Restaurant and bar employers must include supplemental training material (to be prepared and released by IDHR in both Spanish and English) that addresses sexual harassment issues seen frequently in their industry, includes an explanation of manager liability and responsibility under the law.

Illinois does not have requirements for training format, trainers or retention of records.

Maine mandates training for employers with 15 or more employees. New employees must receive training within one year of hire, and supervisory and managerial employees must have it within one year of hire or starting a supervisory/managerial role.

Maine does not have requirements for format, trainers or frequency. Employers must keep records for at least three years.

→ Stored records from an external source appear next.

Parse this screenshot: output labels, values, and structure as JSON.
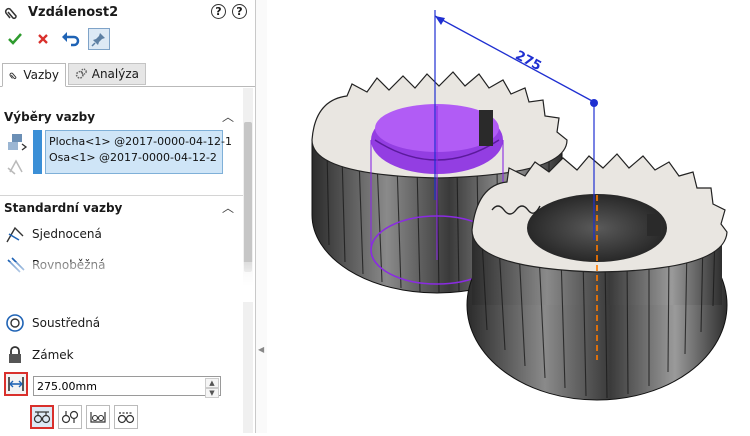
{
  "panel": {
    "title": "Vzdálenost2",
    "help_symbol": "?",
    "tabs": [
      {
        "label": "Vazby"
      },
      {
        "label": "Analýza"
      }
    ],
    "selections_section": {
      "title": "Výběry vazby",
      "items": [
        "Plocha<1> @2017-0000-04-12-1",
        "Osa<1> @2017-0000-04-12-2"
      ]
    },
    "standard_section": {
      "title": "Standardní vazby",
      "items": [
        {
          "label": "Sjednocená",
          "icon": "coincident-icon"
        },
        {
          "label": "Rovnoběžná",
          "icon": "parallel-icon"
        },
        {
          "label": "Soustředná",
          "icon": "concentric-icon"
        },
        {
          "label": "Zámek",
          "icon": "lock-icon"
        }
      ]
    },
    "distance": {
      "value": "275.00mm"
    }
  },
  "viewport": {
    "dimension_label": "275",
    "dimension_color": "#1f2fd1",
    "highlight_color": "#8a2be2",
    "axis_color": "#ff7a00"
  },
  "colors": {
    "accent_red": "#d9302c",
    "selection_blue": "#cfe5f7",
    "check_green": "#2e9b2e"
  }
}
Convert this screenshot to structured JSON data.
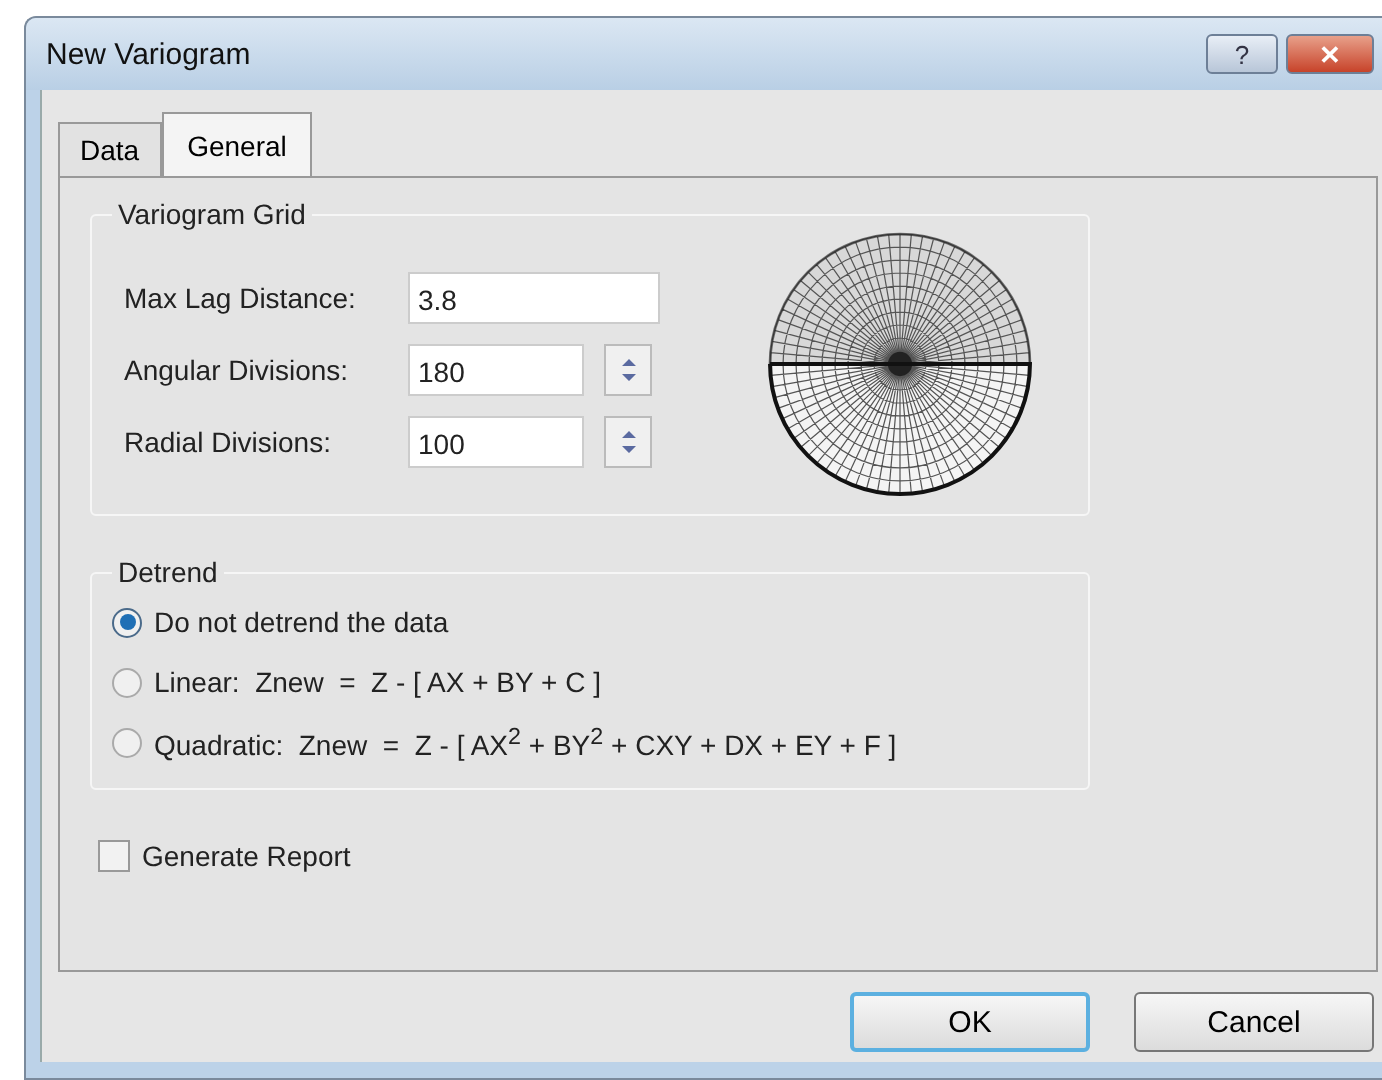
{
  "window": {
    "title": "New Variogram"
  },
  "title_buttons": [
    {
      "kind": "help",
      "label": "?"
    },
    {
      "kind": "close",
      "label": "✕"
    }
  ],
  "tabs": [
    {
      "label": "Data",
      "selected": false
    },
    {
      "label": "General",
      "selected": true
    }
  ],
  "variogram_grid": {
    "title": "Variogram Grid",
    "fields": [
      {
        "kind": "text",
        "label": "Max Lag Distance:",
        "value": "3.8"
      },
      {
        "kind": "spin",
        "label": "Angular Divisions:",
        "value": "180"
      },
      {
        "kind": "spin",
        "label": "Radial Divisions:",
        "value": "100"
      }
    ]
  },
  "detrend": {
    "title": "Detrend",
    "options": [
      {
        "label": "Do not detrend the data",
        "selected": true
      },
      {
        "label": "Linear:  Znew  =  Z - [ AX + BY + C ]",
        "selected": false
      },
      {
        "label": "Quadratic:  Znew  =  Z - [ AX$^{2}$ + BY$^{2}$ + CXY + DX + EY + F ]",
        "selected": false
      }
    ]
  },
  "generate_report": {
    "label": "Generate Report",
    "checked": false
  },
  "buttons": [
    {
      "label": "OK",
      "kind": "default"
    },
    {
      "label": "Cancel",
      "kind": "normal"
    }
  ]
}
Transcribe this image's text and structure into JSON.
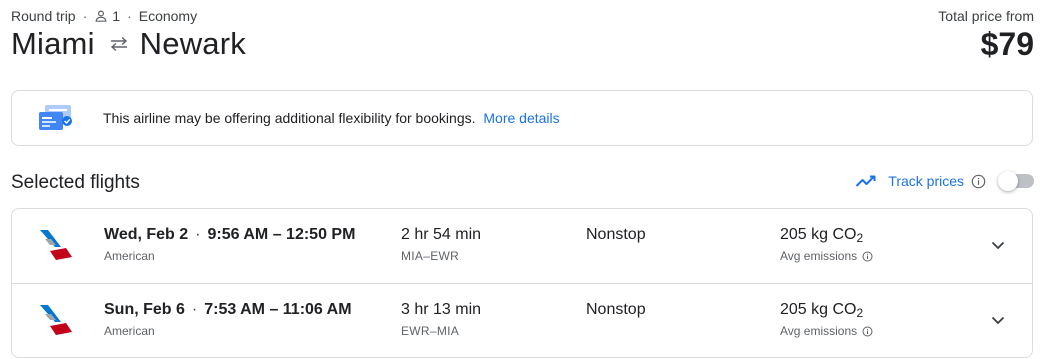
{
  "trip": {
    "type": "Round trip",
    "passengers": "1",
    "cabin": "Economy",
    "origin": "Miami",
    "destination": "Newark"
  },
  "price": {
    "label": "Total price from",
    "amount": "$79"
  },
  "banner": {
    "text": "This airline may be offering additional flexibility for bookings.",
    "link": "More details"
  },
  "selected": {
    "title": "Selected flights",
    "track_label": "Track prices",
    "track_enabled": false
  },
  "flights": [
    {
      "date": "Wed, Feb 2",
      "time": "9:56 AM – 12:50 PM",
      "airline": "American",
      "duration": "2 hr 54 min",
      "airports": "MIA–EWR",
      "stops": "Nonstop",
      "co2_value": "205 kg CO",
      "co2_sub": "2",
      "emissions_label": "Avg emissions"
    },
    {
      "date": "Sun, Feb 6",
      "time": "7:53 AM – 11:06 AM",
      "airline": "American",
      "duration": "3 hr 13 min",
      "airports": "EWR–MIA",
      "stops": "Nonstop",
      "co2_value": "205 kg CO",
      "co2_sub": "2",
      "emissions_label": "Avg emissions"
    }
  ],
  "colors": {
    "accent": "#1a73e8",
    "text": "#202124",
    "muted": "#5f6368",
    "border": "#dadce0",
    "airline_red": "#c30019",
    "airline_blue": "#0078d2"
  },
  "icons": {
    "person": "person-icon",
    "swap": "swap-arrows-icon",
    "banner": "booking-flexibility-illustration",
    "trend": "trend-line-icon",
    "info": "info-icon",
    "chevron": "chevron-down-icon",
    "airline_logo": "american-airlines-logo"
  }
}
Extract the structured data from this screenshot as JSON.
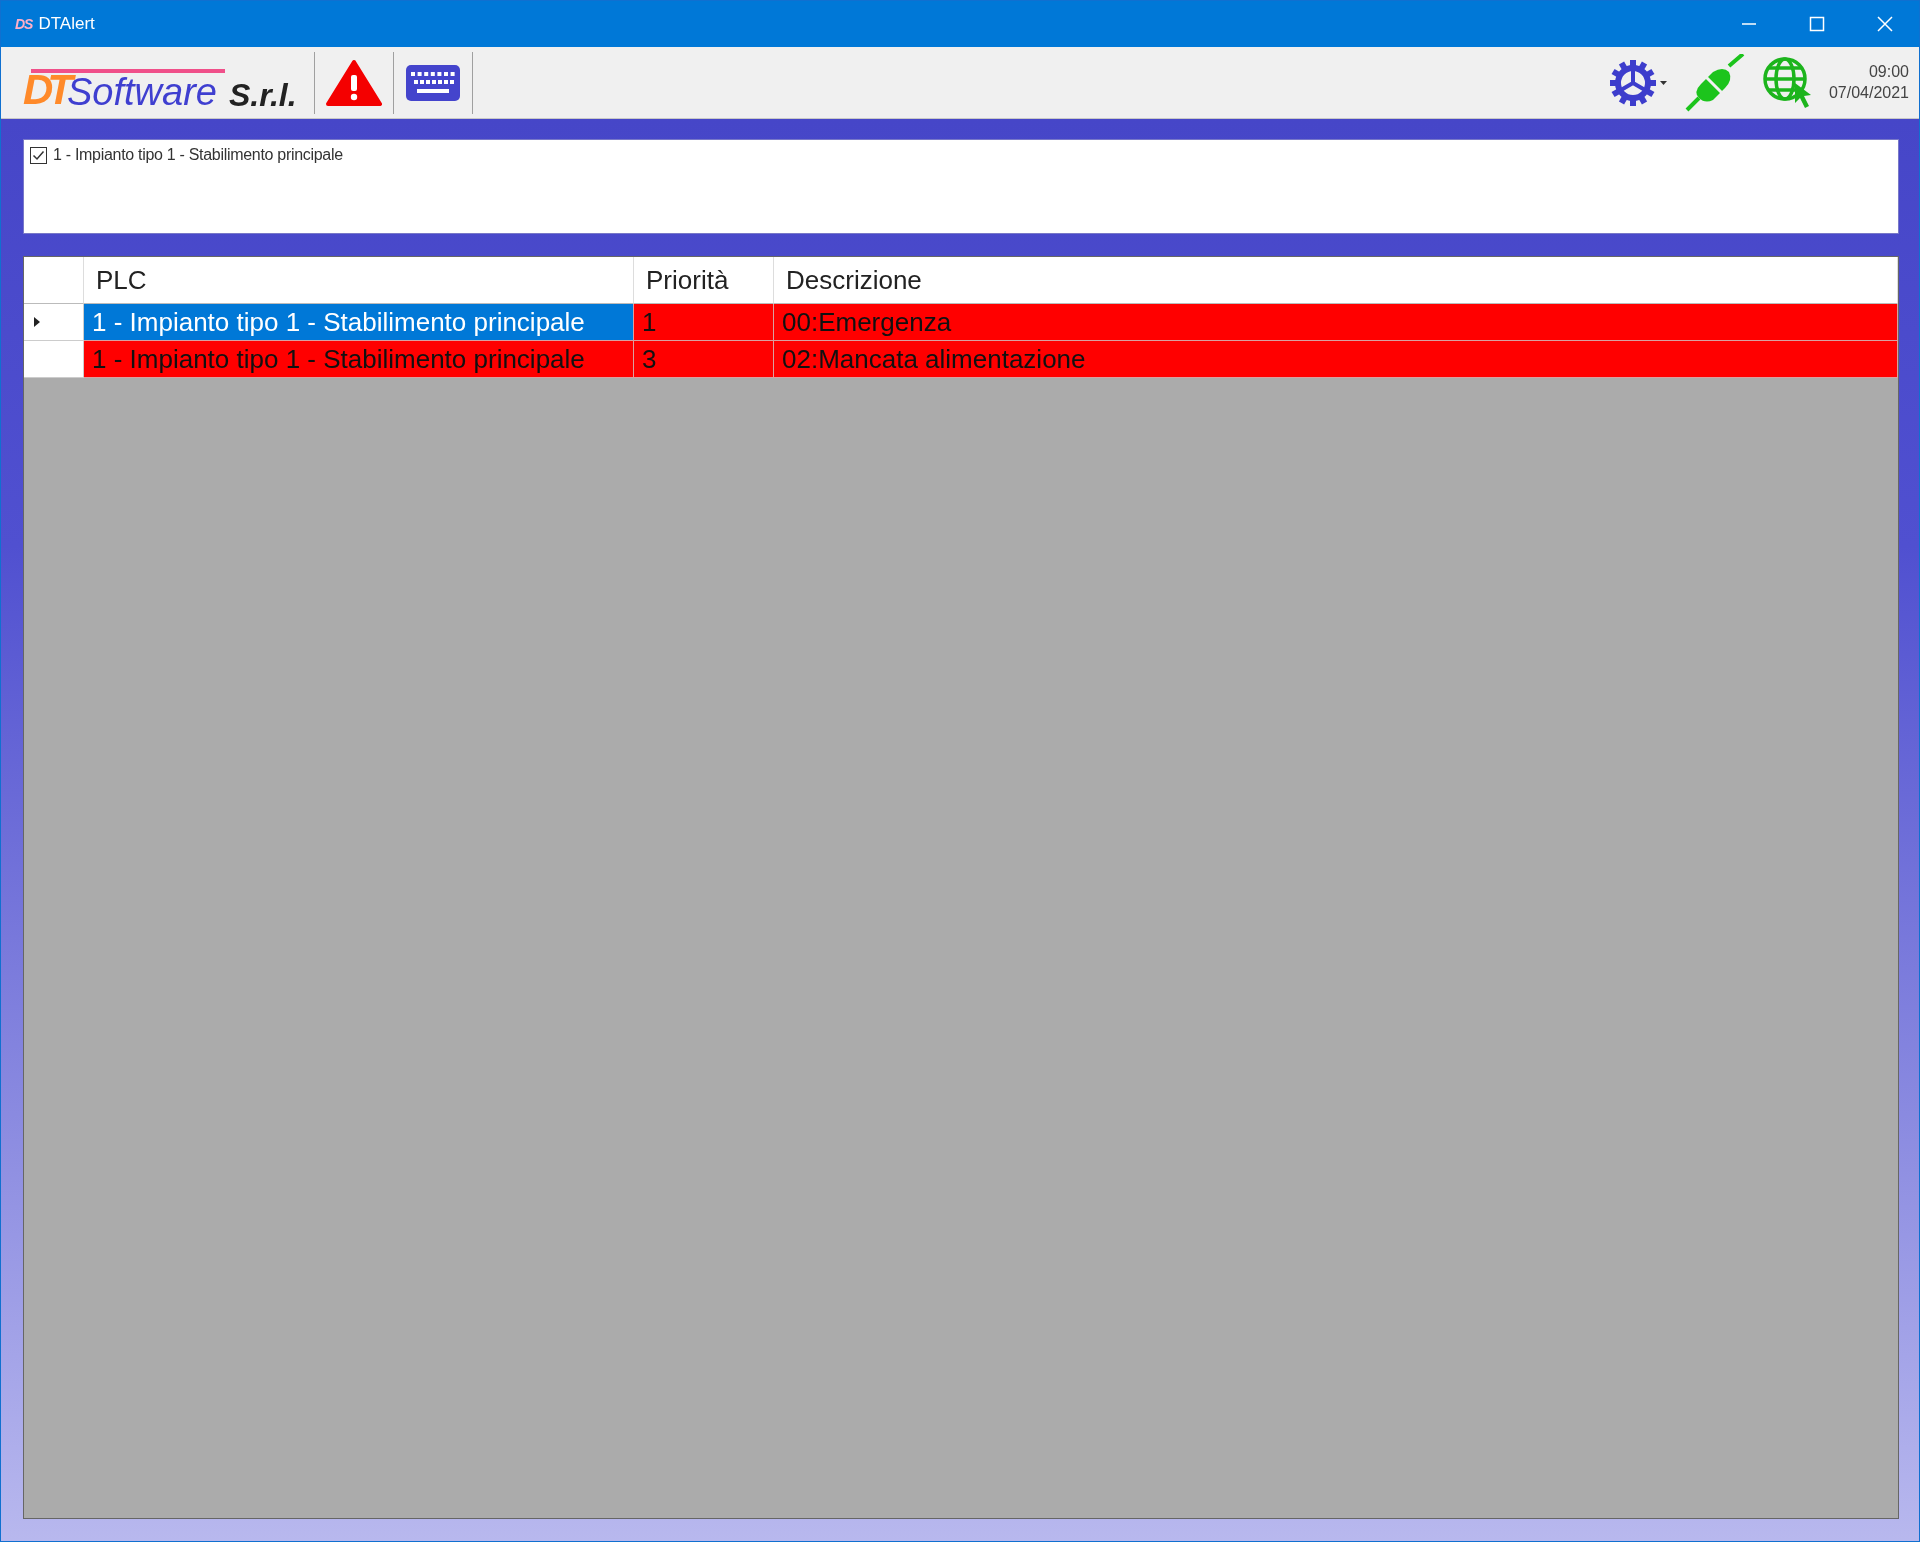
{
  "window": {
    "icon_text": "DS",
    "title": "DTAlert"
  },
  "toolbar": {
    "logo": {
      "initials": "DT",
      "name": "Software",
      "suffix": "S.r.l."
    },
    "time": "09:00",
    "date": "07/04/2021"
  },
  "plants": [
    {
      "label": "1 - Impianto tipo 1 - Stabilimento principale",
      "checked": true
    }
  ],
  "table": {
    "columns": [
      "PLC",
      "Priorità",
      "Descrizione"
    ],
    "rows": [
      {
        "selected": true,
        "cells": [
          "1 - Impianto tipo 1 - Stabilimento principale",
          "1",
          "00:Emergenza"
        ]
      },
      {
        "selected": false,
        "cells": [
          "1 - Impianto tipo 1 - Stabilimento principale",
          "3",
          "02:Mancata alimentazione"
        ]
      }
    ]
  }
}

New York mandates that as of Oct. 9, 2019, all employers must provide training to all employees who work any portion of time in New York, regardless of immigration status: exempt; non-exempt; part-time; seasonal; temporary; interns who work more than 80 hours in a calendar year and have worked at least 90 days; and independent contractors who have performed work for the employer for more than 80 hours in a calendar year and more than 90 days and have not received the training elsewhere. New employees should receive training as soon as possible if they start after the October deadline.

New York employers must use the model sexual harassment prevention training program provided by the New York State Division of Human Rights and the New York Department of Labor, or establish a program that equals or exceeds the minimum standards of the program.

The training can be in person or online but must be interactive. Employees cannot merely watch a video or read a document without a component of feedback or interaction.

The state Division of Human Rights recommends a live trainer, but the trainer need not be certified. New York does not currently certify or license training providers. Employers may use third-party vendors or organizations or existing employees or managers to deliver the annual training. Employers are encouraged to keep records. New York City employers must keep records for three years.

While the states identified here have passed laws mandating sexual harassment prevention training in the workplace, employers should contact its counsel for additional information and to conduct trainings that comply with all applicable laws.


Matthew C. Berger is an associate in the labor and employment practice of Fox Rothschild LLP.